WORK ORDER: Match the word "time". Return each line of the data below where it appears.

+-------+

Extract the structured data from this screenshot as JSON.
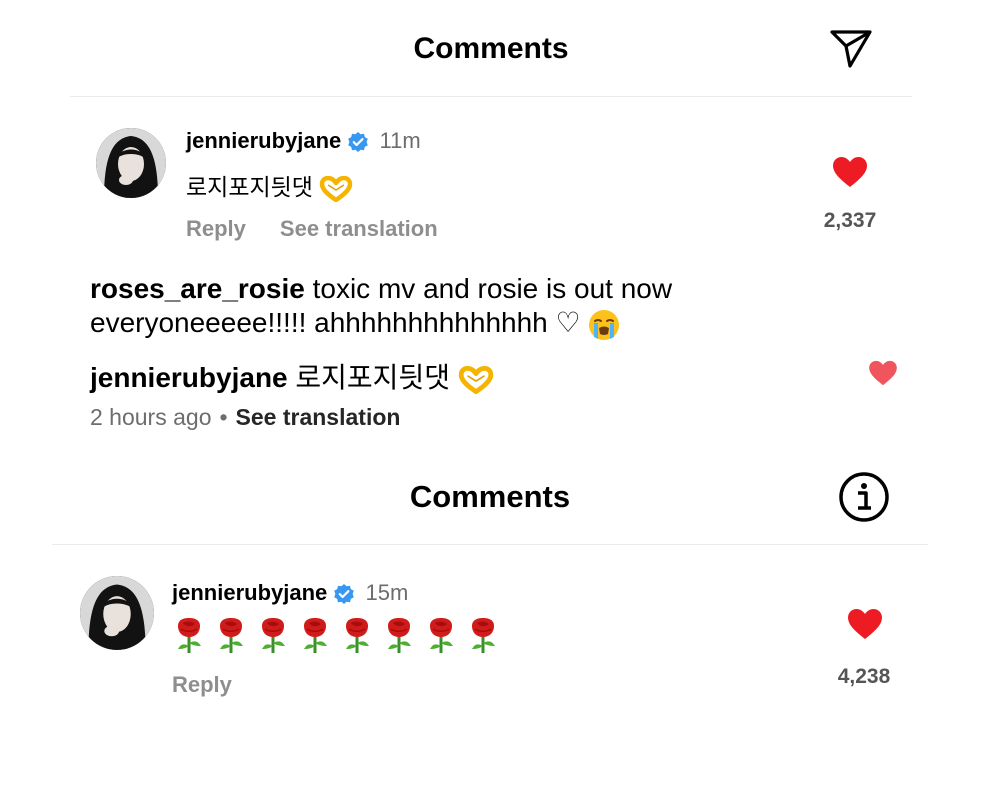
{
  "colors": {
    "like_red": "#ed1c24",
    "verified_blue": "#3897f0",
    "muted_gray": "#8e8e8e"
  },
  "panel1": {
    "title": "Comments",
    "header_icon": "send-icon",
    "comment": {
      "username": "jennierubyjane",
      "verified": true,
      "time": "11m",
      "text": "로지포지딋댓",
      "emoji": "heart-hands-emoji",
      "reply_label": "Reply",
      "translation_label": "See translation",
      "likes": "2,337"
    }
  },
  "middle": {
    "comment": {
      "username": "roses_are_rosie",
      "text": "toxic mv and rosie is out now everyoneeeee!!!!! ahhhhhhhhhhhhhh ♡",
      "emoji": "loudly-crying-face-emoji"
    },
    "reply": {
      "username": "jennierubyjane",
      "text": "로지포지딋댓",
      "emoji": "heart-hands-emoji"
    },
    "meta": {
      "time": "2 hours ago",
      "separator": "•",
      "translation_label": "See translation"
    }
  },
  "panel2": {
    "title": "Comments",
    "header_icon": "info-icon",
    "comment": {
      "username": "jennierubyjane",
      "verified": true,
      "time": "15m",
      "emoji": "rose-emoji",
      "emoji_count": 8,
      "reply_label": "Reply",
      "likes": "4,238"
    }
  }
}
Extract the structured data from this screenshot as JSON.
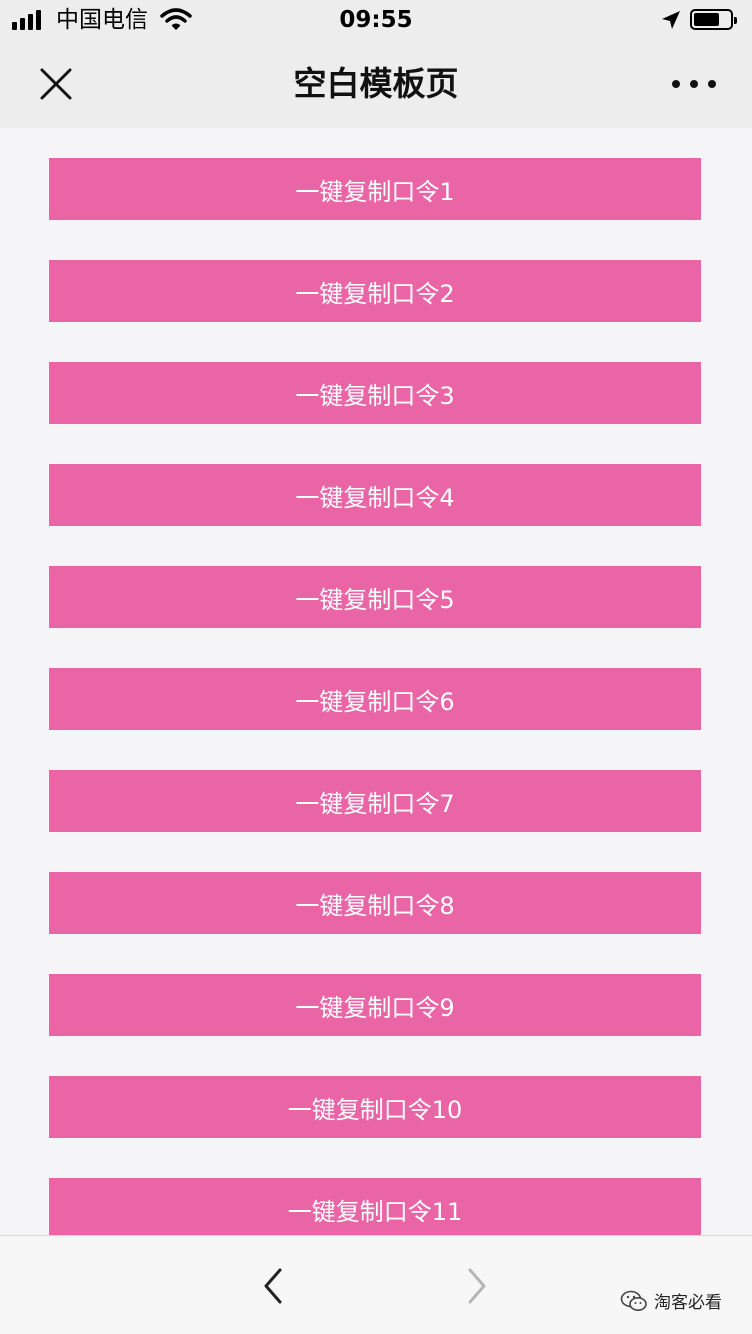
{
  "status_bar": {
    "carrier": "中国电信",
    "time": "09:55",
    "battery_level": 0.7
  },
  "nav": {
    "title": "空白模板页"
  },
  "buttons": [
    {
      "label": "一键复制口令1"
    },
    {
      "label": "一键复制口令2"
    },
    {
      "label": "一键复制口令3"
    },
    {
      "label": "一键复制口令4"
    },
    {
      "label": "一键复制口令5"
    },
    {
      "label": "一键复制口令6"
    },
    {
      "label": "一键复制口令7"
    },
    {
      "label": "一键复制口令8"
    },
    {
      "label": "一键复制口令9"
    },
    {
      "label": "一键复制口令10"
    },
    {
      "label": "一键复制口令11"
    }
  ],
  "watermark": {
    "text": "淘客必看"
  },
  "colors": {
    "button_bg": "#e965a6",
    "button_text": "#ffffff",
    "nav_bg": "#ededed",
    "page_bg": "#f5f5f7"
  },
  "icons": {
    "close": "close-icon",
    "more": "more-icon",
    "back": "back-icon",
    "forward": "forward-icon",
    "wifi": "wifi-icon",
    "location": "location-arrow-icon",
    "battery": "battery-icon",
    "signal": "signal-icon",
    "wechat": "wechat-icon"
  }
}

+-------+

RESULT FOR THIS EXERCISE:
      "time": "11m",
      "time": "2 hours ago",
      "time": "15m",
    "time": "09:55",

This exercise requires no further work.